Admittedly, Larry Tye had a difficult task in writing a biography of Satchel Paige. While on the one hand, the subject himself is so fascinating that instant interest is generated, it's difficult to pin down many facts of the man's life and career. The old "Negro League Baseball" didn't keep the kinds of statistics MLB did; and Satchel Paige did a lot of barnstorming baseball, of which there are even fewer records. And then, the man was a bit of a yarn spinner himself, frequently embelishing some aspects of his life, and creating mystery around others. He was one of those rare persons whose first name (or, rather, nickname) creates immediate recognition in many listeners. But few people really knew him; he was, at heart, a loner. He was a complex character who refused to be "owned" by any team in an era long before baseball had heard of the concept of free agency. He was no saint; he spent big, bigger than he could afford to; at one point, he was apparently a bigamist. He was larger than life and possibly more talented than any baseball pitcher who walked the planet.

I think Tye does a pretty good job with this book, all things considered. There were times when I got confused about the "when" of some things, as he didn't keep to a strict chronological order.
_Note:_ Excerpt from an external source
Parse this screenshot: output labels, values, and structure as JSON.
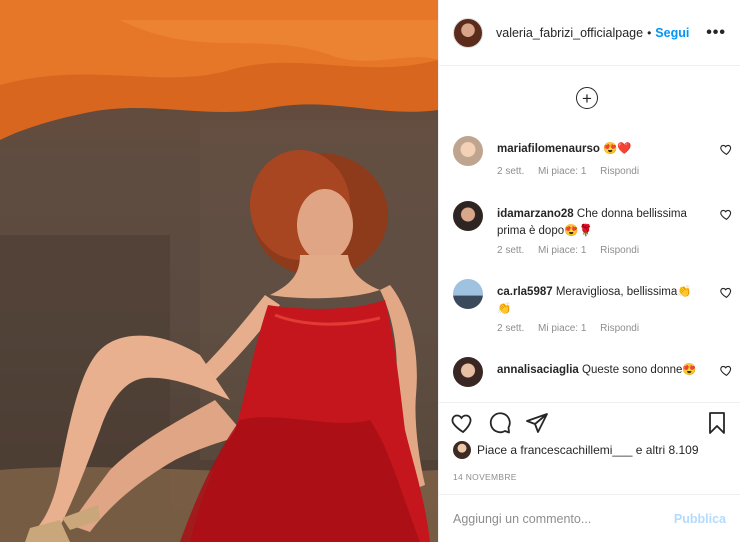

There were times when I felt the writing dragged a bit, that he repeated certain information too often.

The main things I walk away with are a sense of how awesome Satchel Paige's talent truly was, and wonderment that he could pitch so well so long, and dismay at how bigotry denied this man the kind of career he should have had, both in his prime days as a player and in later years when his baseball knowledge could have nurtured young players through coaching. ( )
  tymfos | Mar 8, 2011 |
Showing 1-5 of 9 (next | show all)
no reviews | add a review
You must log in to edit Common Knowledge data.
For more help see the Common Knowledge help page.
Series (with order)
Canonical title
Original title
Alternative titles
Original publication date
People/Characters
Important places
Important events
Related movies
Awards and honors
Epigraph
Dedication
To Buck O'Neil, Silas Simmons, and the other Negro League veterans who enthusiastically shared with me their stories about Satchel but did not live to see them told.
First words
Satchel Paige entered the world as Leroy Robert Paige.
Quotations
Last words
(Click to show. Warning: May contain spoilers.)
Disambiguation notice
Publisher's editors
Blurbers
Publisher series
Original language

References to this work on external resources.

Wikipedia in English (4)

Book description
Haiku summary

No descriptions found.

A portrait of the Negro League pitcher and pioneer in the integration of baseball evaluates the role of discrimination in limiting his career, the Jim Crow biases that prevented his signing with the big leagues until he was in his forties, and his lasting legacy.… (more)

» see all 3 descriptions

Quick Links

Swap Ebooks Audio
75 wanted2 pay4 pay

Popular covers

Rating

Average: (3.72)
0.5
1
1.5
2 1
2.5
3 7
3.5 4
4 11
4.5 1
5 3

Audible.com

An edition of this book was published by Audible.com.

See editions

Is this you?

Become a LibraryThing Author.

 

Help/FAQs | About | Privacy/Terms | Blog | Contact | LibraryThing.com | APIs | WikiThing | Common Knowledge | Legacy Libraries | Early Reviewers | 91,608,901 books! | Top bar: Always visible